But if an athlete is born without lower legs, he is allowed to compete with artificial ones, as did Oscar Pistorius (now disgraced, but for reasons unrelated to athletic performance). Other congenital disabilities are addressed by surgery. And before you say, “There’s a difference between correcting a disability and artificially enhancing what is normal,” let us remember that most professional golfers have laser eye surgery to improve their “normal” 20/20 vision (with or without glasses or contact lenses) to an “enhanced” 20/15 in order to gain an edge on the course. Tiger Woods had such surgery at least twice. How is using surgical advancements to improve performance different from using PEDs?
PEDs – steroids, especially – harm the body, and it is unethical to try to gain an advantage by means that will jeopardize your health over the long term.
Indeed, there are numerous detrimental side effects that can come from the use of anabolic steroids. For HGH, there is no clear evidence of deleterious long-term effects, so the opposition is largely limited to speculation and repetition of the mantra expressed by University of Minnesota pharmacology faculty member David Ferguson: “Artificial enhancement is cheating, and sooner or later, the abuse of these drugs will catch up to them in one way or another.”
However, the long-term effects of standard practices for developing athletes are well-known to be significantly damaging. In Japan, sumo wrestlers are revered, but their bodies are turned into fat-producing machines that put such stress on their internal organs that the death rate of sumo athletes is much higher than the population in general at all ages. American football linemen are also very large, with resulting demonstrable detrimental health effects. A 1994 study by the National Institute for Occupational Safety and Health (NIOSH) found that National Football League linemen had a 52 percent greater risk of dying from heart disease than the general population.
The same study found that those linemen in the largest size category (comprising two-thirds of all linemen) had six times the risk of heart-related death of normal-sized people. In the 22 years since that study, the size of football linemen has increased dramatically. A 300-pound player used to be unusual, but is now common, and the NFL should soon have its first 400-pounder. In 2005, Woodward High School in Toledo, Ohio, had eight 300-pound players on its football team. The sumo-ization of linemen is harmful not only to the linemen, but also to the rest of the players. Bigger tacklers and blockers hit harder, and the effects – including dementia – on those being tackled or blocked are well-documented.
Skirting the rules of fair play appears to be forgivable, unless it involves PEDs. Improving on natural ability appears to be acceptable, unless it involves PEDs. Developmental practices that inflicting serious, even ultimately fatal, harm to one’s own body or those of others appear to be not just desirable but mandatory, unless they involve PEDs.
If the detrimental aspects of the use of PEDs to enhance athletic performance are accomplished in other ways with little or no opprobrium or even with encouragement, what’s different about steroids, HGH, and the like? Dare I say the difference is that PEDs are “drugs”? We have been taught for decades that drugs are the worst thing on earth, that drug dealers are the worst people on earth, and that drug users are low, vile, and despicable. Is the drug-using athlete the personification of the despised drug, and thus equally to be despised? Let’s think about it.

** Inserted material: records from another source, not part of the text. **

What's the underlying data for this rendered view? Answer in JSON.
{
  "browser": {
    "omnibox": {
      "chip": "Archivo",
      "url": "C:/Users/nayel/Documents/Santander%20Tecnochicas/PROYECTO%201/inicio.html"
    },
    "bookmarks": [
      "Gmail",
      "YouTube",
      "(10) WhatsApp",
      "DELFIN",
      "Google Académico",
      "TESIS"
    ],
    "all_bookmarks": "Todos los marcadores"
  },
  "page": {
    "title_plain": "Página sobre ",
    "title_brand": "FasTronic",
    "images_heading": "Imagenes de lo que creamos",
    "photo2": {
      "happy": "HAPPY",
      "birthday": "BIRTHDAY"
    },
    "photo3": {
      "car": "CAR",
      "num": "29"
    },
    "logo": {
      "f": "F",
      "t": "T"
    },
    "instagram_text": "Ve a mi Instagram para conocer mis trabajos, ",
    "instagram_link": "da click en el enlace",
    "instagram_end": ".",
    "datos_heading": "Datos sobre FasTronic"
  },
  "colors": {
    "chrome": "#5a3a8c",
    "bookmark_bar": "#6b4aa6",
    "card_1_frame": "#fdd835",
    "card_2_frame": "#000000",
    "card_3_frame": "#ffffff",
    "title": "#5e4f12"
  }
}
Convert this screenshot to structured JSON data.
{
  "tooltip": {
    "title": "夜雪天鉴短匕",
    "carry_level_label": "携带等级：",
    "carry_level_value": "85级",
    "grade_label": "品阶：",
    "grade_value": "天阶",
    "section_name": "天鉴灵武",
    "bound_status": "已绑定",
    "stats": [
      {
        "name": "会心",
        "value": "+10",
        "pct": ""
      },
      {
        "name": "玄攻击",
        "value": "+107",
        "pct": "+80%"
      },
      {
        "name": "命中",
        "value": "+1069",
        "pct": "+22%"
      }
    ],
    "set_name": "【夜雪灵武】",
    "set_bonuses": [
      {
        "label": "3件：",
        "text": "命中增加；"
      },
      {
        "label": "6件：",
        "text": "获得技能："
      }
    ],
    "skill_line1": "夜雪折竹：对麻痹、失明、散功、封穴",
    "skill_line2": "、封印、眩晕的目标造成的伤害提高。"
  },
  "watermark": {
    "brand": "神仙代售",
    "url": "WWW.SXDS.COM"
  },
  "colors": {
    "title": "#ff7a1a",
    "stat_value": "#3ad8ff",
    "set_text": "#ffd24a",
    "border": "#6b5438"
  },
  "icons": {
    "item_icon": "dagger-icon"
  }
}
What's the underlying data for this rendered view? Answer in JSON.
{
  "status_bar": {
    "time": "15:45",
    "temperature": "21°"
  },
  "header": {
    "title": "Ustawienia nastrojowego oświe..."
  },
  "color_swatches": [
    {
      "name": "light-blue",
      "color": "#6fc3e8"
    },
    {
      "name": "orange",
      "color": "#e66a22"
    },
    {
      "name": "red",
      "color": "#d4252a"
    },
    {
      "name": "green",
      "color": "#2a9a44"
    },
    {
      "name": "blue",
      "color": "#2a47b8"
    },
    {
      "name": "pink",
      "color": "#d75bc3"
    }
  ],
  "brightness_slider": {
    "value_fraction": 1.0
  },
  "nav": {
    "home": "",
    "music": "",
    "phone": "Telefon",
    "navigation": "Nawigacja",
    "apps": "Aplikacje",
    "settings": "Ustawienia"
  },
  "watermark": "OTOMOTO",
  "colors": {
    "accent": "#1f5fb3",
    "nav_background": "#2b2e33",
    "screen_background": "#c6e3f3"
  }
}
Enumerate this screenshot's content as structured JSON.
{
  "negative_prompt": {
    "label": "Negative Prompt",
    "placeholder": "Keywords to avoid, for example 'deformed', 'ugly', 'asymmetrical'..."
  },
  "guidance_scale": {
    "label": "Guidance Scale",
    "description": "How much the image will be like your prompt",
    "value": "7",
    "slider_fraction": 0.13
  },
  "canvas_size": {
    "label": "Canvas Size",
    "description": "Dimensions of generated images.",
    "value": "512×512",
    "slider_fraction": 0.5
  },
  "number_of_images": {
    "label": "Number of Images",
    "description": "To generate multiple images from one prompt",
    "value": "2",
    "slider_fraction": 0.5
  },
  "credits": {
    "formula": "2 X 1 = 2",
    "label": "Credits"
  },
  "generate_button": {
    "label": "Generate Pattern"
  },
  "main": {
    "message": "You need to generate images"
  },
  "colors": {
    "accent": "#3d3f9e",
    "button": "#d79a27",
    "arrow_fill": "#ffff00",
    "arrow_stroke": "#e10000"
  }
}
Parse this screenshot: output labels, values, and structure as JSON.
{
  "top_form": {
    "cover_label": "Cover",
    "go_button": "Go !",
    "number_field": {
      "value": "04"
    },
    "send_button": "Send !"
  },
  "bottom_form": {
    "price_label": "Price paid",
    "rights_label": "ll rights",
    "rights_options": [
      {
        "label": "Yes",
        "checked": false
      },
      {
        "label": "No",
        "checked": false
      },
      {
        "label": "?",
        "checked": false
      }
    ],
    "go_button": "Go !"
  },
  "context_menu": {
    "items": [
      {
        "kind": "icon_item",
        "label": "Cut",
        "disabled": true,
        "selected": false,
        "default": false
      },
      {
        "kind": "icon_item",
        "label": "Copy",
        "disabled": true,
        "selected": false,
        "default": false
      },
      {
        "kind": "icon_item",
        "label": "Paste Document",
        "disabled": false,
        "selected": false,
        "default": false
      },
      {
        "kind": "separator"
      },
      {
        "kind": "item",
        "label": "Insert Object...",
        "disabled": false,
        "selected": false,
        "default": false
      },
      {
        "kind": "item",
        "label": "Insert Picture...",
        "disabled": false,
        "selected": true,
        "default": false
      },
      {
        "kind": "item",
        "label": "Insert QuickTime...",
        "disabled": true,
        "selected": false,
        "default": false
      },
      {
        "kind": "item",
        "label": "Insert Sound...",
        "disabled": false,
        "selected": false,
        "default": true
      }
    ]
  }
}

The blanket condemnation of drugs as somehow worse than other mind- and body-altering practices extends to other areas, as you note, including distrust of psychopharmacological interventions in mental illnesses. People like to have clear moral boundaries, and are willing to ignore empirical evidence to maintain them. I think this is based partly the belief in the soul (to use the religious term) and the singular personality (to use the secular psychological and philosophical term). The integrity of the soul is seen as both a cause and a reward of moral integrity, that is, virtue, and anything that distorts it taboo.